*** RECORDS SHOWN

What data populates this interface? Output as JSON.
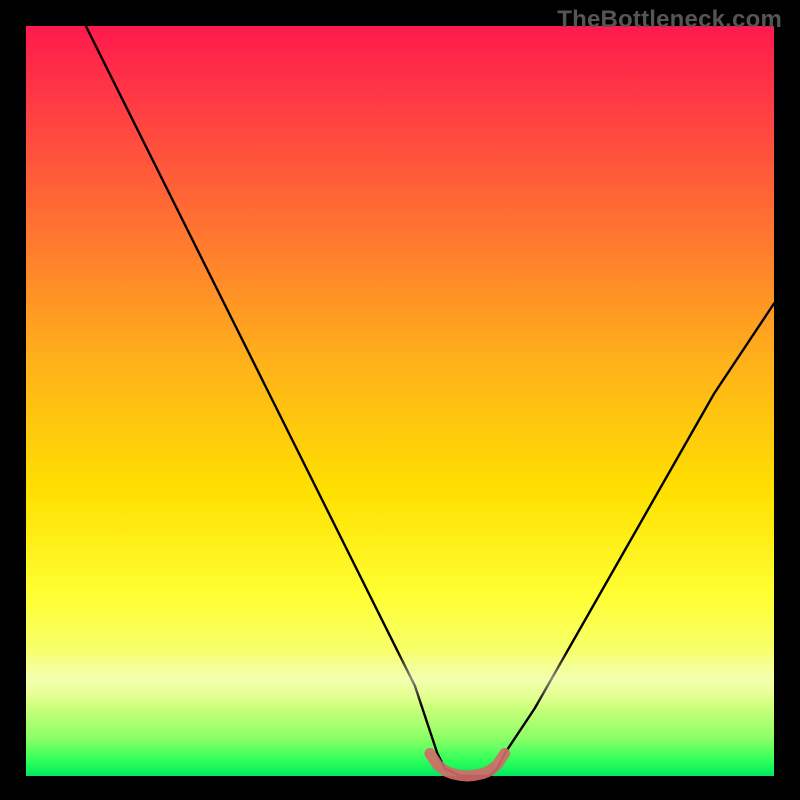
{
  "watermark": "TheBottleneck.com",
  "chart_data": {
    "type": "line",
    "title": "",
    "xlabel": "",
    "ylabel": "",
    "xlim": [
      0,
      100
    ],
    "ylim": [
      0,
      100
    ],
    "grid": false,
    "legend": false,
    "annotations": [
      {
        "text": "TheBottleneck.com",
        "position": "top-right"
      }
    ],
    "background_gradient_stops": [
      {
        "pct": 0,
        "color": "#ff1a4d"
      },
      {
        "pct": 28,
        "color": "#ff7730"
      },
      {
        "pct": 62,
        "color": "#ffe000"
      },
      {
        "pct": 90,
        "color": "#d8ff80"
      },
      {
        "pct": 100,
        "color": "#00e860"
      }
    ],
    "series": [
      {
        "name": "bottleneck-curve",
        "color": "#000000",
        "x": [
          8,
          12,
          16,
          20,
          24,
          28,
          32,
          36,
          40,
          44,
          48,
          52,
          54,
          55,
          56,
          58,
          60,
          62,
          63,
          64,
          68,
          72,
          76,
          80,
          84,
          88,
          92,
          96,
          100
        ],
        "values": [
          100,
          92,
          84,
          76,
          68,
          60,
          52,
          44,
          36,
          28,
          20,
          12,
          6,
          3,
          1,
          0,
          0,
          0,
          1,
          3,
          9,
          16,
          23,
          30,
          37,
          44,
          51,
          57,
          63
        ]
      },
      {
        "name": "optimal-band",
        "color": "#d46a6a",
        "x": [
          54,
          55,
          56,
          57,
          58,
          59,
          60,
          61,
          62,
          63,
          64
        ],
        "values": [
          3,
          1.5,
          0.7,
          0.3,
          0.1,
          0,
          0.1,
          0.3,
          0.7,
          1.5,
          3
        ]
      }
    ]
  }
}
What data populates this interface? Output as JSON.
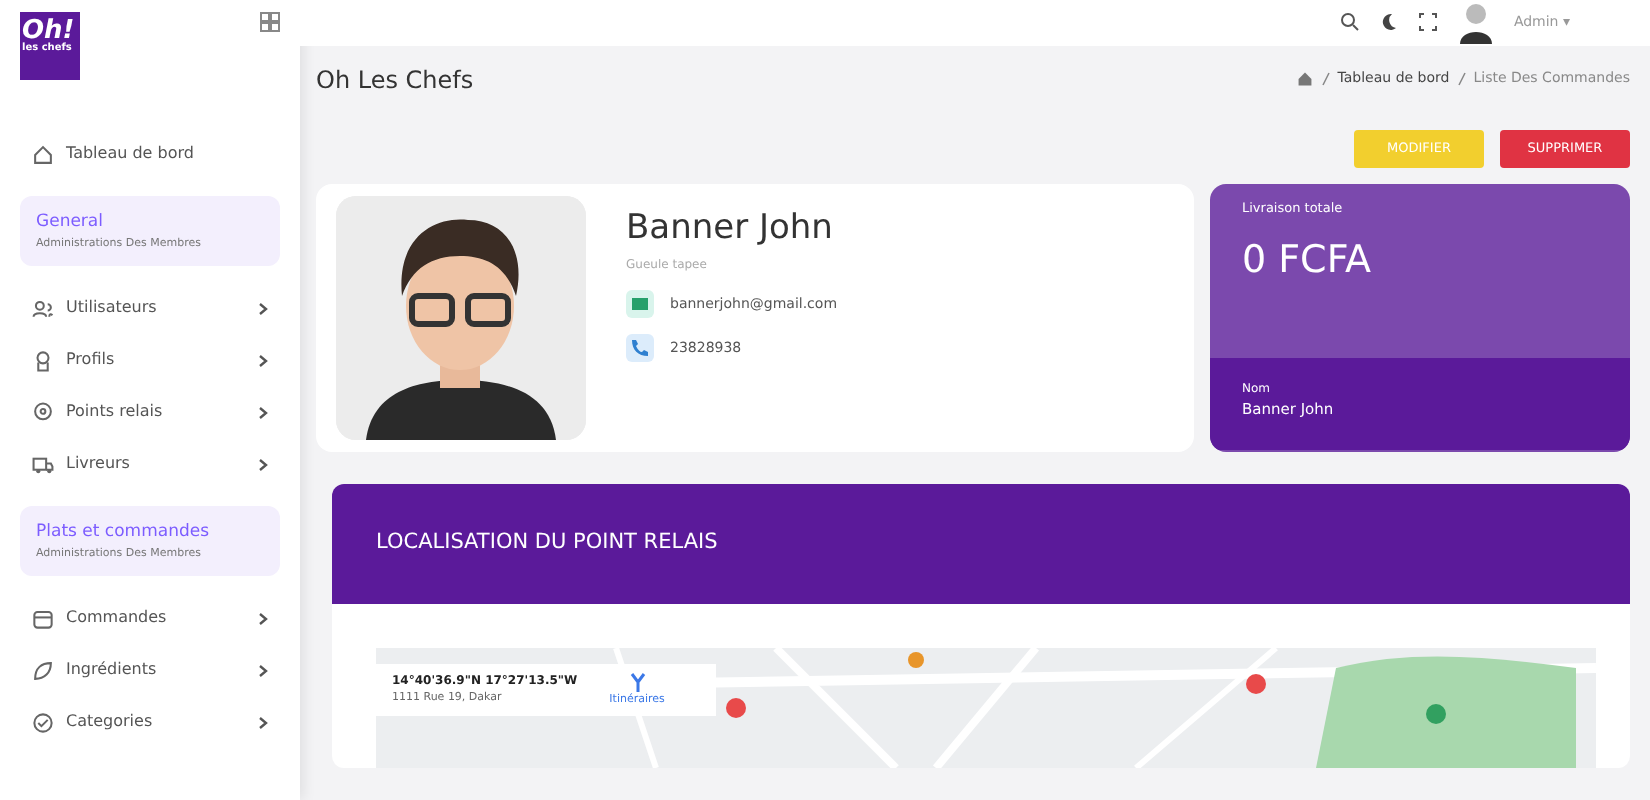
{
  "brand": {
    "logo": "Oh!",
    "tagline": "les chefs"
  },
  "sidebar": {
    "items": [
      {
        "kind": "link",
        "label": "Tableau de bord"
      },
      {
        "kind": "section",
        "label": "General",
        "sub": "Administrations Des Membres"
      },
      {
        "kind": "menu",
        "label": "Utilisateurs"
      },
      {
        "kind": "menu",
        "label": "Profils"
      },
      {
        "kind": "menu",
        "label": "Points relais"
      },
      {
        "kind": "menu",
        "label": "Livreurs"
      },
      {
        "kind": "section",
        "label": "Plats et commandes",
        "sub": "Administrations Des Membres"
      },
      {
        "kind": "menu",
        "label": "Commandes"
      },
      {
        "kind": "menu",
        "label": "Ingrédients"
      },
      {
        "kind": "menu",
        "label": "Categories"
      }
    ]
  },
  "topbar": {
    "role": "Admin ▾"
  },
  "page": {
    "title": "Oh Les Chefs",
    "breadcrumb": [
      "Tableau de bord",
      "Liste Des Commandes"
    ]
  },
  "actions": [
    {
      "label": "MODIFIER",
      "kind": "warning"
    },
    {
      "label": "SUPPRIMER",
      "kind": "danger"
    }
  ],
  "profile": {
    "name": "Banner John",
    "address": "Gueule tapee",
    "email": "bannerjohn@gmail.com",
    "phone": "23828938"
  },
  "stats": {
    "label": "Livraison totale",
    "value": "0 FCFA",
    "name_label": "Nom",
    "name": "Banner John"
  },
  "map_section": {
    "title": "LOCALISATION DU POINT RELAIS",
    "coords": "14°40'36.9\"N 17°27'13.5\"W",
    "address": "1111 Rue 19, Dakar",
    "directions": "Itinéraires"
  }
}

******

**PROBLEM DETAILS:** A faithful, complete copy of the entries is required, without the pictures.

**EXERCISE RESPONSE:**
What data populates this interface? Output as JSON.
{
  "watermark": "TheBottleneck.com",
  "chart_data": {
    "type": "line",
    "title": "",
    "xlabel": "",
    "ylabel": "",
    "xlim": [
      0,
      100
    ],
    "ylim": [
      0,
      100
    ],
    "grid": false,
    "legend": false,
    "annotations": [
      {
        "text": "TheBottleneck.com",
        "position": "top-right"
      }
    ],
    "background_gradient_stops": [
      {
        "pct": 0,
        "color": "#ff1a4d"
      },
      {
        "pct": 28,
        "color": "#ff7730"
      },
      {
        "pct": 62,
        "color": "#ffe000"
      },
      {
        "pct": 90,
        "color": "#d8ff80"
      },
      {
        "pct": 100,
        "color": "#00e860"
      }
    ],
    "series": [
      {
        "name": "bottleneck-curve",
        "color": "#000000",
        "x": [
          8,
          12,
          16,
          20,
          24,
          28,
          32,
          36,
          40,
          44,
          48,
          52,
          54,
          55,
          56,
          58,
          60,
          62,
          63,
          64,
          68,
          72,
          76,
          80,
          84,
          88,
          92,
          96,
          100
        ],
        "values": [
          100,
          92,
          84,
          76,
          68,
          60,
          52,
          44,
          36,
          28,
          20,
          12,
          6,
          3,
          1,
          0,
          0,
          0,
          1,
          3,
          9,
          16,
          23,
          30,
          37,
          44,
          51,
          57,
          63
        ]
      },
      {
        "name": "optimal-band",
        "color": "#d46a6a",
        "x": [
          54,
          55,
          56,
          57,
          58,
          59,
          60,
          61,
          62,
          63,
          64
        ],
        "values": [
          3,
          1.5,
          0.7,
          0.3,
          0.1,
          0,
          0.1,
          0.3,
          0.7,
          1.5,
          3
        ]
      }
    ]
  }
}
What data populates this interface? Output as JSON.
{
  "brand": {
    "logo": "Oh!",
    "tagline": "les chefs"
  },
  "sidebar": {
    "items": [
      {
        "kind": "link",
        "label": "Tableau de bord"
      },
      {
        "kind": "section",
        "label": "General",
        "sub": "Administrations Des Membres"
      },
      {
        "kind": "menu",
        "label": "Utilisateurs"
      },
      {
        "kind": "menu",
        "label": "Profils"
      },
      {
        "kind": "menu",
        "label": "Points relais"
      },
      {
        "kind": "menu",
        "label": "Livreurs"
      },
      {
        "kind": "section",
        "label": "Plats et commandes",
        "sub": "Administrations Des Membres"
      },
      {
        "kind": "menu",
        "label": "Commandes"
      },
      {
        "kind": "menu",
        "label": "Ingrédients"
      },
      {
        "kind": "menu",
        "label": "Categories"
      }
    ]
  },
  "topbar": {
    "role": "Admin ▾"
  },
  "page": {
    "title": "Oh Les Chefs",
    "breadcrumb": [
      "Tableau de bord",
      "Liste Des Commandes"
    ]
  },
  "actions": [
    {
      "label": "MODIFIER",
      "kind": "warning"
    },
    {
      "label": "SUPPRIMER",
      "kind": "danger"
    }
  ],
  "profile": {
    "name": "Banner John",
    "address": "Gueule tapee",
    "email": "bannerjohn@gmail.com",
    "phone": "23828938"
  },
  "stats": {
    "label": "Livraison totale",
    "value": "0 FCFA",
    "name_label": "Nom",
    "name": "Banner John"
  },
  "map_section": {
    "title": "LOCALISATION DU POINT RELAIS",
    "coords": "14°40'36.9\"N 17°27'13.5\"W",
    "address": "1111 Rue 19, Dakar",
    "directions": "Itinéraires"
  }
}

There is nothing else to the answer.